(Description of the task):
Scan the entries and copy each line where the word "username" is present.

○ ○ ○ ○ ○ ○ ○

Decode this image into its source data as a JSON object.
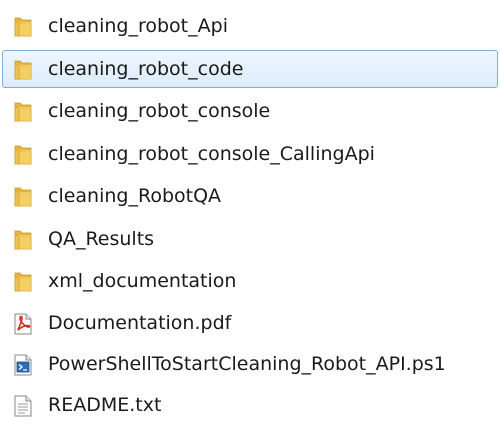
{
  "files": [
    {
      "name": "cleaning_robot_Api",
      "icon": "folder-icon",
      "selected": false
    },
    {
      "name": "cleaning_robot_code",
      "icon": "folder-icon",
      "selected": true
    },
    {
      "name": "cleaning_robot_console",
      "icon": "folder-icon",
      "selected": false
    },
    {
      "name": "cleaning_robot_console_CallingApi",
      "icon": "folder-icon",
      "selected": false
    },
    {
      "name": "cleaning_RobotQA",
      "icon": "folder-icon",
      "selected": false
    },
    {
      "name": "QA_Results",
      "icon": "folder-icon",
      "selected": false
    },
    {
      "name": "xml_documentation",
      "icon": "folder-icon",
      "selected": false
    },
    {
      "name": "Documentation.pdf",
      "icon": "pdf-file-icon",
      "selected": false
    },
    {
      "name": "PowerShellToStartCleaning_Robot_API.ps1",
      "icon": "powershell-script-icon",
      "selected": false
    },
    {
      "name": "README.txt",
      "icon": "text-file-icon",
      "selected": false
    }
  ],
  "colors": {
    "selection_border": "#84acdd",
    "selection_fill": "#dcebfc",
    "folder": "#f3cf64",
    "pdf_red": "#d62a1e"
  }
}
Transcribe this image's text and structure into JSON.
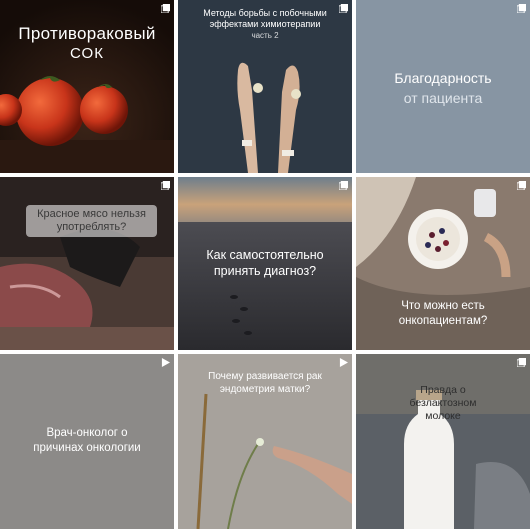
{
  "tiles": [
    {
      "title": "Противораковый",
      "subtitle": "СОК",
      "icon": "multi-photo-icon"
    },
    {
      "title": "Методы борьбы с побочными эффектами химиотерапии",
      "subtitle": "часть 2",
      "icon": "multi-photo-icon"
    },
    {
      "title": "Благодарность",
      "subtitle": "от пациента",
      "icon": "multi-photo-icon"
    },
    {
      "title": "Красное мясо нельзя употреблять?",
      "icon": "multi-photo-icon"
    },
    {
      "title": "Как самостоятельно принять диагноз?",
      "icon": "multi-photo-icon"
    },
    {
      "title": "Что можно есть онкопациентам?",
      "icon": "multi-photo-icon"
    },
    {
      "title": "Врач-онколог о причинах онкологии",
      "icon": "video-icon"
    },
    {
      "title": "Почему развивается рак эндометрия матки?",
      "icon": "video-icon"
    },
    {
      "title": "Правда о безлактозном молоке",
      "icon": "multi-photo-icon"
    }
  ]
}
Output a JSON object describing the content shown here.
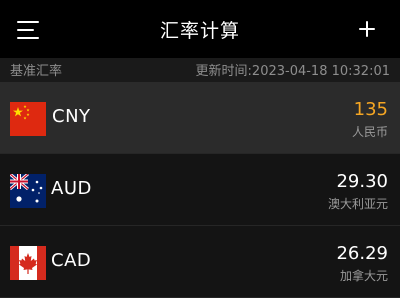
{
  "header": {
    "title": "汇率计算"
  },
  "subbar": {
    "base_label": "基准汇率",
    "update_time": "更新时间:2023-04-18 10:32:01"
  },
  "currencies": [
    {
      "code": "CNY",
      "amount": "135",
      "name": "人民币",
      "flag_icon": "china-flag-icon",
      "selected": true,
      "amount_color": "#f5a623"
    },
    {
      "code": "AUD",
      "amount": "29.30",
      "name": "澳大利亚元",
      "flag_icon": "australia-flag-icon",
      "selected": false
    },
    {
      "code": "CAD",
      "amount": "26.29",
      "name": "加拿大元",
      "flag_icon": "canada-flag-icon",
      "selected": false
    }
  ],
  "colors": {
    "background": "#000000",
    "selected_row": "#2b2b2b",
    "row": "#141414",
    "accent": "#f5a623"
  }
}
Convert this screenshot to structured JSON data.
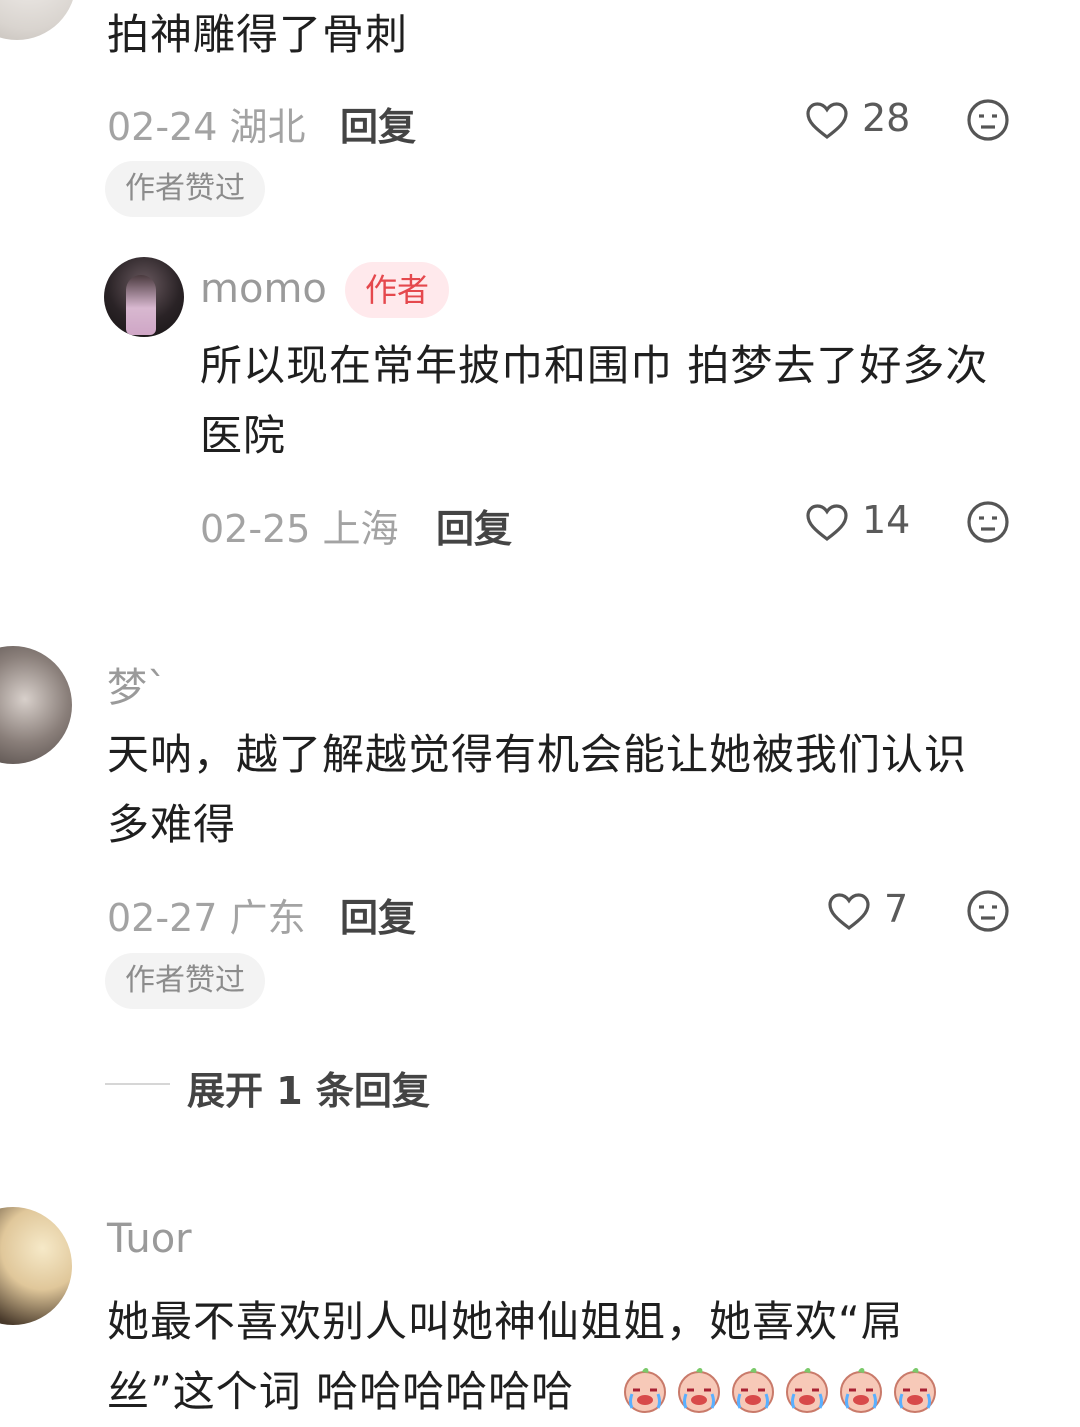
{
  "comments": [
    {
      "text": "拍神雕得了骨刺",
      "date": "02-24",
      "location": "湖北",
      "reply_label": "回复",
      "likes": "28",
      "author_liked": "作者赞过",
      "icons": [
        "heart-outline-icon",
        "dislike-face-icon"
      ]
    },
    {
      "username": "momo",
      "badge": "作者",
      "text_line1": "所以现在常年披巾和围巾 拍梦去了好多次",
      "text_line2": "医院",
      "date": "02-25",
      "location": "上海",
      "reply_label": "回复",
      "likes": "14"
    },
    {
      "username": "梦`",
      "text_line1": "天呐，越了解越觉得有机会能让她被我们认识",
      "text_line2": "多难得",
      "date": "02-27",
      "location": "广东",
      "reply_label": "回复",
      "likes": "7",
      "author_liked": "作者赞过",
      "expand_label": "展开 1 条回复"
    },
    {
      "username": "Tuor",
      "text_line1": "她最不喜欢别人叫她神仙姐姐，她喜欢“屌",
      "text_line2": "丝”这个词 哈哈哈哈哈哈",
      "emoji": "crying-laughing-baby-emoji",
      "emoji_count": 6
    }
  ],
  "colors": {
    "author_badge_bg": "#ffe9ec",
    "author_badge_text": "#e5484d",
    "meta_text": "#a3a3a3",
    "pill_bg": "#f3f3f3"
  }
}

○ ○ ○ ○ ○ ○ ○

(Reply to the exercise):
      "username": "momo",
      "username": "梦`",
      "username": "Tuor",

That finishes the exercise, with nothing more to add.